Getting older, not necessarily wiser!
In this post I will be setting up a Next Cloud server on an ISP shared hosting plan. There are a number of reasons you might want to do this.
In my case it was because of CGNAT that I went this route, so I could access my cloud server from anywhere.
I am going to do my best to avoid naming names, as most shared hosting plan should work. To make this work you will also need a public domain name, a SSL certificate, ssh access, and database access. A separate email address is also nice to have for administrative purposes.
Looking at multiple hosting platforms, you can usually get all these together. I was able to get the whole thing from one hosting provider for around $40 US for the first year. Most hosting companies have all in one special starter plans. Just be aware of what happens when your plan expires and how expensive it will be to renew everything.
Once you have purchased a hosting plan you should log in and find out how their control panel works. It used to be pretty standard, but I have found out things have changed over the years.
You should have an option for details. From here you should be able to verify resources.
Next I usually test SHH and FTP access. Most control panels will also have a built in file manager as well. Then I check how the SQL database part of the control panel works. If this is all working then your account is setup correctly. If not, then you need to get a hold of your hosting provider. Be prepared to supply error messages and screen shots as required.
You can also look around at some of the additional features. For example the host I am using has some PHP tools built into the control panel (c0nfiguration settings and phpMyAdmin).
They may also have one button installs. My host had one for Next Cloud, but it was an older version. So I did my own install.
At this point I like to run a little test. I create a simple text file with the name phpinfo.php (must be php extension). It contains only the following line.
<?php phpinfo() ?>
I then upload it (FTP or built in file manager) to the root of my hosting directory. Then I point my browser at it. If PHP is working you will get the PHP info page.
Next I set up my SQL database using the built in control panel tools. You will need to have the following information, which you need to remember.
I generally wait until after the Next Cloud install to set up the SSL certificate. I want to make sure the cloud server runs under http before setting up https. This is probably not strictly necessary, but I prefer to minimize possible trouble areas until the install is working.
And finally I setup an email address if one is available. This will be used with the administrative account.
For a host environment, I go to the Next Cloud web site, then Get Nextcloud, then Web Installer. Here you can download a script called setup-nextcloud.php. You will want to upload this to the root of your host share. If you are installing Nextcloud in a directory, then that is where the script should be. In my case I installed at the root level.
Point your browser at the script, and it should run. The first thing it does is check that your host meets all the NextCloud requirements.
If no problems are found, you can advance, and the script will download the latest version of NextCloud to your hosting share.
Once downloaded, you will drop into the web installer itself. Here you must set an admin account, and database information from earlier.
Now just wait for everything to finish.

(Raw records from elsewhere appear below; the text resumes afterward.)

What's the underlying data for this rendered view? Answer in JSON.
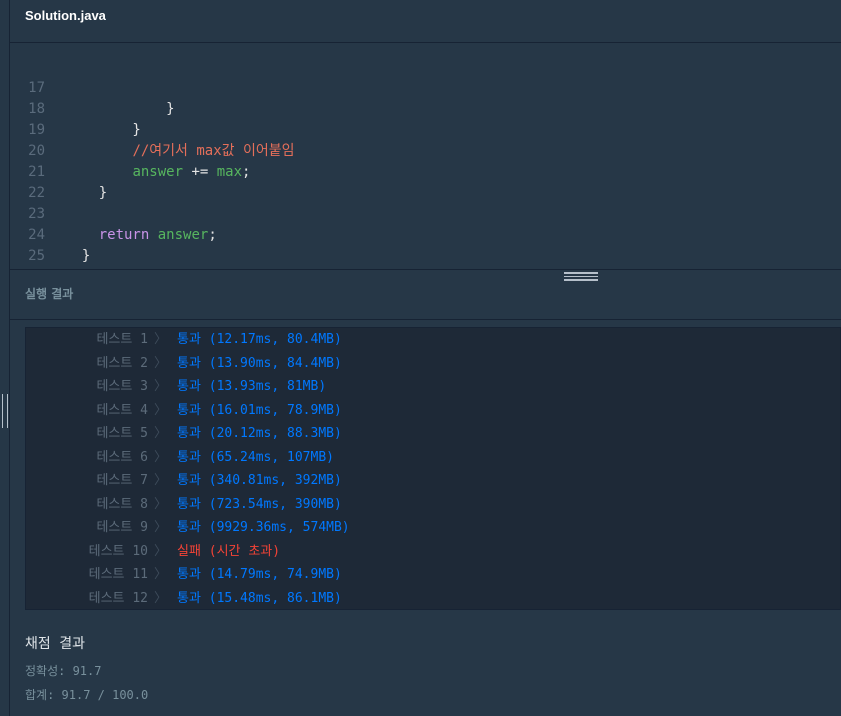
{
  "file_tab": {
    "title": "Solution.java"
  },
  "editor": {
    "lines": [
      {
        "num": "17",
        "code": "            }"
      },
      {
        "num": "18",
        "code": "        }"
      },
      {
        "num": "19",
        "comment": "//여기서 max값 이어붙임"
      },
      {
        "num": "20",
        "assign_var": "answer",
        "assign_op": " += ",
        "assign_val": "max",
        "assign_end": ";"
      },
      {
        "num": "21",
        "code": "    }"
      },
      {
        "num": "22",
        "code": ""
      },
      {
        "num": "23",
        "kw": "return",
        "ret_var": "answer",
        "ret_end": ";"
      },
      {
        "num": "24",
        "code": "}"
      },
      {
        "num": "25",
        "code": "}"
      }
    ]
  },
  "results": {
    "header": "실행 결과",
    "tests": [
      {
        "label": "테스트 1",
        "result": "통과 (12.17ms, 80.4MB)",
        "status": "pass"
      },
      {
        "label": "테스트 2",
        "result": "통과 (13.90ms, 84.4MB)",
        "status": "pass"
      },
      {
        "label": "테스트 3",
        "result": "통과 (13.93ms, 81MB)",
        "status": "pass"
      },
      {
        "label": "테스트 4",
        "result": "통과 (16.01ms, 78.9MB)",
        "status": "pass"
      },
      {
        "label": "테스트 5",
        "result": "통과 (20.12ms, 88.3MB)",
        "status": "pass"
      },
      {
        "label": "테스트 6",
        "result": "통과 (65.24ms, 107MB)",
        "status": "pass"
      },
      {
        "label": "테스트 7",
        "result": "통과 (340.81ms, 392MB)",
        "status": "pass"
      },
      {
        "label": "테스트 8",
        "result": "통과 (723.54ms, 390MB)",
        "status": "pass"
      },
      {
        "label": "테스트 9",
        "result": "통과 (9929.36ms, 574MB)",
        "status": "pass"
      },
      {
        "label": "테스트 10",
        "result": "실패 (시간 초과)",
        "status": "fail"
      },
      {
        "label": "테스트 11",
        "result": "통과 (14.79ms, 74.9MB)",
        "status": "pass"
      },
      {
        "label": "테스트 12",
        "result": "통과 (15.48ms, 86.1MB)",
        "status": "pass"
      }
    ],
    "chevron": "〉"
  },
  "grading": {
    "title": "채점 결과",
    "accuracy": "정확성: 91.7",
    "total": "합계: 91.7 / 100.0"
  },
  "colors": {
    "background": "#263747",
    "pass": "#0078ff",
    "fail": "#f44336",
    "comment": "#e46f5a",
    "variable": "#57b65f",
    "keyword": "#c893e8"
  }
}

If everything goes well you will be dropped into the Administrative Account. At this point you can log out and install a SSL Certificate. Then force https login only.
It is a pretty simple install assuming everything went well.
I will be doing a followup post in a couple of weeks, on what to do if some things do not go well. So stay tuned.